BURFORD FESTIVAL AT THE MEETING HOUSE
Burford Festival takes place every other year and, as usual the Meeting House hosted several of the smaller events. The Meeting House and garden were open for the Open Gardens on the first weekend (June 8th and 9th) and several hundred people looked in during the weekend. On the Saturday morning thirty plus people came to hear George Shoelikopf from Connecticut describe his “English-style” garden – I was amused to find he also had a Spanish-style garden in California for the winter. On Tuesday the novelist Diane Setterfield spoke about and signed copies of her new novel Once Upon a Rive”, which is set near Radcot Bridge on the Thames. This event had been “down-sized” from the Methodist Church. On Thursday we were supposed to host an event about the Windrush Against Sewage Pollution campaign, but this was “up-sized” to the Warwick Hall. Below, Ruth has described the very well-attended poetry event on the Friday.
On the final Saturday morning the furniture was re-arranged so that sixteen peoples could sit around three tables for a productive Creative Writing Workshop.
As usual, Ruth ensured the Meeting House was clean and stocked with essentials, and provided flowers. It is good that we can participate in the Festival because it draws in many people to appreciate the atmosphere of the Meeting House and reminds the town of our presence.
The Natural World Celebrated at the Meeting House
During the Festival, 4 events took place at our Meeting House. Of these, The Dazzled Eye was probably the most popular with over 50 people attending. Taking their shared pleasure in the work of John Clare as a starting point, an artist (Carry Ackroyd), a poet (Sue Leigh) and editors Barbara McNaught and Janie Hextall discussed their thoughts on poetry, past and present, focussing on the natural world. A selection of poems were read. The attention of the audience was such that you could have heard a pin drop.
I have been attracted to Carry Ackroyd’s painting and print making for some time, mostly from the illustrations of ‘The bird of the month’ in The Oldie magazine and from various cards that I have bought so I was delighted to meet her. She is an authority on John Clare. His poems often inspire her art work which is full of vibrant colour and passion. Her “simple” illustrations of wildlife capture the essential details which make
each species instantly recognisable. Sue Leigh read from her own poetry and spoke of her love of the natural world and the joy that it inspires.

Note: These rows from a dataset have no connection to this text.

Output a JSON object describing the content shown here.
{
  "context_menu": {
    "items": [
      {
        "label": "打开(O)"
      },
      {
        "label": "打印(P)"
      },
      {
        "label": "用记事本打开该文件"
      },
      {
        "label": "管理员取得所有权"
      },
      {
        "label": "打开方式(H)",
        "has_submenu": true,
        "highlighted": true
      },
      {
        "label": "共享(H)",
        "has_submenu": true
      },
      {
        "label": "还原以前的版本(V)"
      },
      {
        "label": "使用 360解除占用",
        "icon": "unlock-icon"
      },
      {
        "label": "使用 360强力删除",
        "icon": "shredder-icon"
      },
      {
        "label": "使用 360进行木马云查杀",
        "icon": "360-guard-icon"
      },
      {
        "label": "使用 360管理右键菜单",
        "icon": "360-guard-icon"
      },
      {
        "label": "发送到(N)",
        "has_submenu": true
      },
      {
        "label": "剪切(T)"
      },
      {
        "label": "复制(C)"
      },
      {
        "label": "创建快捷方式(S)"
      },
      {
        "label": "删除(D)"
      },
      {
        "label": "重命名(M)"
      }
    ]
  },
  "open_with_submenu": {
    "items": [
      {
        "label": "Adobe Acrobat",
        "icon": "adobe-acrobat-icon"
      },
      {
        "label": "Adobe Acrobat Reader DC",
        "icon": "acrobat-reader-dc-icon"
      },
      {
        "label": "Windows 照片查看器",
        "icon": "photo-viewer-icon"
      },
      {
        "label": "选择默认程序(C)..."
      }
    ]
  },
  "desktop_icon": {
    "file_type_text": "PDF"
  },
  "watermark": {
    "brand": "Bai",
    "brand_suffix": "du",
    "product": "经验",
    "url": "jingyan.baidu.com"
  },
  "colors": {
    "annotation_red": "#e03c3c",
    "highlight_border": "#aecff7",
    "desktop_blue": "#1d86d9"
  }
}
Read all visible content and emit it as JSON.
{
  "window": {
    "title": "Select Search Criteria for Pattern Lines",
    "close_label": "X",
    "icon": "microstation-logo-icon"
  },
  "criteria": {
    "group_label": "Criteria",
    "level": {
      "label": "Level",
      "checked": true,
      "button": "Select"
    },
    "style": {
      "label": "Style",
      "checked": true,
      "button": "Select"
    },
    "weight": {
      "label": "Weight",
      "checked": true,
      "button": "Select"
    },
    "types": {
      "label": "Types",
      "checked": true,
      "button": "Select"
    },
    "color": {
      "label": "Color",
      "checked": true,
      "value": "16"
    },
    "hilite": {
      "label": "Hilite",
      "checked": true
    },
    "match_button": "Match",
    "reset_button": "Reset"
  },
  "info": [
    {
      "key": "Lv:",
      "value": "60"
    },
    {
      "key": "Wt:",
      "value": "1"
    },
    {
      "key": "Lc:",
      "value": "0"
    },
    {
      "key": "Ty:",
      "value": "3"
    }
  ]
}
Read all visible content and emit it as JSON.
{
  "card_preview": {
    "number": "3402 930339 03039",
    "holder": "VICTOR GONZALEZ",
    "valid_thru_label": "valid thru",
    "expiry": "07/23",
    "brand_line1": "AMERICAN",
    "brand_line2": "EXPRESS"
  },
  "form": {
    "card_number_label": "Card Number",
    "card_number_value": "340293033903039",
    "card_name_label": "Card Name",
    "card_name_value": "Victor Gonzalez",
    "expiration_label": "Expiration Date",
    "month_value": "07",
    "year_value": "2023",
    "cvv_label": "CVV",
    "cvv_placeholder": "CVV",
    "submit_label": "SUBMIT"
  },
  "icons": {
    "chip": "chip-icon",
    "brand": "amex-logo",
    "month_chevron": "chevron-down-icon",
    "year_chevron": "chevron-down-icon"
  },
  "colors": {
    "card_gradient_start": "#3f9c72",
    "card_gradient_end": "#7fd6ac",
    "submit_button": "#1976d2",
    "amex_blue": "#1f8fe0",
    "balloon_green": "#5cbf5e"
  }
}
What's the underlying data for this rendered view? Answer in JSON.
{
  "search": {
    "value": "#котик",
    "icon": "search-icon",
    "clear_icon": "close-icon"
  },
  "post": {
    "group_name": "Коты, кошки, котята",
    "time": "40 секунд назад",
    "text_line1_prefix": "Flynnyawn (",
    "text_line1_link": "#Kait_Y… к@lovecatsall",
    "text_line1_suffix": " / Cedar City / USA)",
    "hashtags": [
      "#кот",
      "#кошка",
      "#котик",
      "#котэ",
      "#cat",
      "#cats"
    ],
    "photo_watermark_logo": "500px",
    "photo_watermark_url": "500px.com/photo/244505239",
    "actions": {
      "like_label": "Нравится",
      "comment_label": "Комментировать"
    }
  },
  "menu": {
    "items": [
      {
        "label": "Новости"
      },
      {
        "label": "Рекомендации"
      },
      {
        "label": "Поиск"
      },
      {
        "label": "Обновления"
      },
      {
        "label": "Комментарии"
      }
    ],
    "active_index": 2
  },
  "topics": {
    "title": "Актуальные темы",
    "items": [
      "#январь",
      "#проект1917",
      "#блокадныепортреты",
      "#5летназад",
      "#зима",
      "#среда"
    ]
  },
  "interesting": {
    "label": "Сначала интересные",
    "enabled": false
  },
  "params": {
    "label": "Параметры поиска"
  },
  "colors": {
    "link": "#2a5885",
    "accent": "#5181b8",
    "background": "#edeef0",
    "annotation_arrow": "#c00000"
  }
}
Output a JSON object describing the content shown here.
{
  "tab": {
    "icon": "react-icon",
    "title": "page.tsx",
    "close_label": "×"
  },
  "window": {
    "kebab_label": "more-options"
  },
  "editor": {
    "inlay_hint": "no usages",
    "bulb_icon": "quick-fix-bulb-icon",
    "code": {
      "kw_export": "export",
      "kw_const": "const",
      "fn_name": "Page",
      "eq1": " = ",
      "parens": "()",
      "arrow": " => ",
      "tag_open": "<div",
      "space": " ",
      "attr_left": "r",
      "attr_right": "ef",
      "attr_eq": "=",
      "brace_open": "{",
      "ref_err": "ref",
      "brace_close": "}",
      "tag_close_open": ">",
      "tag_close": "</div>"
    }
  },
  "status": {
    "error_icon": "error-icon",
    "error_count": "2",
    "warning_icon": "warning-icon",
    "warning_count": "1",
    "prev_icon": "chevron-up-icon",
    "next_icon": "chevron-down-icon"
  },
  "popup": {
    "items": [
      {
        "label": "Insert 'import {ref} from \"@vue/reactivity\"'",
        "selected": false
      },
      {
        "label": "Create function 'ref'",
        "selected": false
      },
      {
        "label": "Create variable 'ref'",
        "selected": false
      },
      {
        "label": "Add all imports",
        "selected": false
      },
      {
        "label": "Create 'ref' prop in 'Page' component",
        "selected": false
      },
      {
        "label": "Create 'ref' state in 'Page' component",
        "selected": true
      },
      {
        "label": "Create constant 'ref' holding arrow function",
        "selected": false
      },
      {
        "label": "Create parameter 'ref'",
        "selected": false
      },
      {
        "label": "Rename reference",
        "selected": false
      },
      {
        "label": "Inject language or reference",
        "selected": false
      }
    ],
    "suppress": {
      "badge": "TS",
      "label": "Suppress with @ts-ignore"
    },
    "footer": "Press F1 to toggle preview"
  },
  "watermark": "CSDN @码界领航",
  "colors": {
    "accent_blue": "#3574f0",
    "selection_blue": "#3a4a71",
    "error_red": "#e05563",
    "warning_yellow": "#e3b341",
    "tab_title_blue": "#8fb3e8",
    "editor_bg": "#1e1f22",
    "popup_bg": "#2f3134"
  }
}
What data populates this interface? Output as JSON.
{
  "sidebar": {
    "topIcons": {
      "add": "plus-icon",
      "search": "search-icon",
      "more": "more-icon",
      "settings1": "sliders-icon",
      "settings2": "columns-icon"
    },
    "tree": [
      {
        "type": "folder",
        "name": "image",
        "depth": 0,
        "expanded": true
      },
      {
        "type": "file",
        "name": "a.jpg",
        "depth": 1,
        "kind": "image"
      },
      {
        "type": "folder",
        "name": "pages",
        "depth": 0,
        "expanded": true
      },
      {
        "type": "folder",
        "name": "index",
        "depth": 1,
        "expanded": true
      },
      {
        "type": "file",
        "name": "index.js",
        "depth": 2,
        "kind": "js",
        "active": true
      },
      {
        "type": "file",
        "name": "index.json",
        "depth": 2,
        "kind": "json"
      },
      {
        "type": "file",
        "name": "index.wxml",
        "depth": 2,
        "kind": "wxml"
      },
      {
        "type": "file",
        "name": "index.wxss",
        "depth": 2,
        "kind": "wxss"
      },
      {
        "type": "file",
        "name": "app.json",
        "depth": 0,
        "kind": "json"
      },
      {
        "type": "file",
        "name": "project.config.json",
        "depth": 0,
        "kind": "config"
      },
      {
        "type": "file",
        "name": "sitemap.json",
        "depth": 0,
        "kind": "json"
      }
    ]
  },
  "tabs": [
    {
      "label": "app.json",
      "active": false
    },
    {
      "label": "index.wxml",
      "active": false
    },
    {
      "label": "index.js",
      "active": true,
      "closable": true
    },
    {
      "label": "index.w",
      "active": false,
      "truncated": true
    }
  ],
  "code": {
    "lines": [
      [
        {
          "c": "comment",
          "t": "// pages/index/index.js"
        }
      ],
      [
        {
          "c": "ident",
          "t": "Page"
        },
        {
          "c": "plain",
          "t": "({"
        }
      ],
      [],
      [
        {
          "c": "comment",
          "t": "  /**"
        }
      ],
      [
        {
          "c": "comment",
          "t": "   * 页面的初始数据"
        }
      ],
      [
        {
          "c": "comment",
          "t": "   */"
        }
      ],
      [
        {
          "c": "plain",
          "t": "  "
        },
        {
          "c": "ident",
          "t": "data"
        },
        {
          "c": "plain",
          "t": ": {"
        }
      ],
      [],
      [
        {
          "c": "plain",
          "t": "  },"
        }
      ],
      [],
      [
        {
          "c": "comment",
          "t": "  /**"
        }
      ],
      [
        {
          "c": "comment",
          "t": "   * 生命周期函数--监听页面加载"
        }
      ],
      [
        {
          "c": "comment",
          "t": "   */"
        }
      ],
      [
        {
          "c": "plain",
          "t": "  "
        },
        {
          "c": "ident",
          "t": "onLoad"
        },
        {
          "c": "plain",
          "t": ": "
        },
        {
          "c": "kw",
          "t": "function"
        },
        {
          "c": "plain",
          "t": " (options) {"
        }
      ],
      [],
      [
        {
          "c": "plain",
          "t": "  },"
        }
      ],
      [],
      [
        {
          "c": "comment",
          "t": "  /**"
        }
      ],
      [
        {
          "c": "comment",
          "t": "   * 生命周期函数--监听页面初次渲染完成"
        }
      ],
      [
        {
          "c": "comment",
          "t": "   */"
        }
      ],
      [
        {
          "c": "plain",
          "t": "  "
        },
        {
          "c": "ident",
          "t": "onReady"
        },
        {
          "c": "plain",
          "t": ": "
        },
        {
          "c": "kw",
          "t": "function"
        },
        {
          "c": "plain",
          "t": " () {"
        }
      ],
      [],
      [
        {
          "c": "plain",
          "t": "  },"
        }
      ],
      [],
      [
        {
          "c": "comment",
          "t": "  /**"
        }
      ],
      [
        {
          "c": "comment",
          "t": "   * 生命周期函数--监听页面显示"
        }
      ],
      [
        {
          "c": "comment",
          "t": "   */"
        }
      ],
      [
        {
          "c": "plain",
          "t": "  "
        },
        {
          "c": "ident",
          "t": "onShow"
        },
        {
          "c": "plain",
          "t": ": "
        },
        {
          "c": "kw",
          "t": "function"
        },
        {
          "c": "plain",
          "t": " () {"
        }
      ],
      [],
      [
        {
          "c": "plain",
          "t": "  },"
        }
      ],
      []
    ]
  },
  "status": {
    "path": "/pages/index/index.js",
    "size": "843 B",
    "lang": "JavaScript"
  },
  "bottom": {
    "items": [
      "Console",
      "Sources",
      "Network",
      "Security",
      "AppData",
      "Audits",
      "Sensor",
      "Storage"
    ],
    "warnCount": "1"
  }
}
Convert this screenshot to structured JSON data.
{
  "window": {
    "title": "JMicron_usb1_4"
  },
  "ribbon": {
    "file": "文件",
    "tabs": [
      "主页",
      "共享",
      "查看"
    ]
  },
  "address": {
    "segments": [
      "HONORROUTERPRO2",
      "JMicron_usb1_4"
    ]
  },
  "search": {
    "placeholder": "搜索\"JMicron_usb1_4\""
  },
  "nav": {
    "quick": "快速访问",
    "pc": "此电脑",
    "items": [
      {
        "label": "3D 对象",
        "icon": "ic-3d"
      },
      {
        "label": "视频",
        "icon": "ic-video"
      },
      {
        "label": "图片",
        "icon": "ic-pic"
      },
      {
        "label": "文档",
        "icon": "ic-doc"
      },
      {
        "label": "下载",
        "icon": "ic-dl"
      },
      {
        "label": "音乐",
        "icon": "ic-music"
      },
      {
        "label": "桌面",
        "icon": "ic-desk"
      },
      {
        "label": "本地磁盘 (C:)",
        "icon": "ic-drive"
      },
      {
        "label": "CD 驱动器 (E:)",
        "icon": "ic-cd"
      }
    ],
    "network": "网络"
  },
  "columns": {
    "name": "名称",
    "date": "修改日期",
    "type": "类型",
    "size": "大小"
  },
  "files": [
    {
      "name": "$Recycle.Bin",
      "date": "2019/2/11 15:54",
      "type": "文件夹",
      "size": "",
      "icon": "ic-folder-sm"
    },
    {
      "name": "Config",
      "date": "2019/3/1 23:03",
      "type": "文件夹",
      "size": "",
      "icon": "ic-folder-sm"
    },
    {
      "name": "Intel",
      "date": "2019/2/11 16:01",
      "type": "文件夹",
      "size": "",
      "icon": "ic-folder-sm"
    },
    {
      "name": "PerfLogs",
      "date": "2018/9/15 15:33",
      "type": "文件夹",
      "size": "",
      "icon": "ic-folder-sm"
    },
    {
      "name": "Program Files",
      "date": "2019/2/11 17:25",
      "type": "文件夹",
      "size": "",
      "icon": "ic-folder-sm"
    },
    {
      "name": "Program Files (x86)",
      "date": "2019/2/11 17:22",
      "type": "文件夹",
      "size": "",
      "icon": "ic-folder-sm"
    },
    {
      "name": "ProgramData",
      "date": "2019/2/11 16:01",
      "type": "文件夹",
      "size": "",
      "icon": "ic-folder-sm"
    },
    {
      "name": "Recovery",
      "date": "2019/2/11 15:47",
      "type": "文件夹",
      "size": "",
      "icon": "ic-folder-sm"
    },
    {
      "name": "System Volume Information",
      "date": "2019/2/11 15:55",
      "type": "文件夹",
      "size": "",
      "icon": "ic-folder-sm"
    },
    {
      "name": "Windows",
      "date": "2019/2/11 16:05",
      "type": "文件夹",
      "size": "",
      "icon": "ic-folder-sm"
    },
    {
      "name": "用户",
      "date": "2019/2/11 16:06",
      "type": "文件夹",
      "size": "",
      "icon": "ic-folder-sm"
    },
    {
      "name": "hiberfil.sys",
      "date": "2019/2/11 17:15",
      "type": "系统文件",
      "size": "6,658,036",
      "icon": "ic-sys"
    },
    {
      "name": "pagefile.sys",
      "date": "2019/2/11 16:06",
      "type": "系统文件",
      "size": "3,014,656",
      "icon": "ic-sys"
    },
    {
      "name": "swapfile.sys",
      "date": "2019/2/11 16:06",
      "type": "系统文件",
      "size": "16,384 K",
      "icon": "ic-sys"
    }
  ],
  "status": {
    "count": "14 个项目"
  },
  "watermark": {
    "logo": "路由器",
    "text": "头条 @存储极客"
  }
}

Before concluding with questions and discussion, Jamie and Barbara read from their recently edited anthology Treelines (see p4.)
Altogether this occasion was a treat and thoroughly good value.
Ruth Jennings Day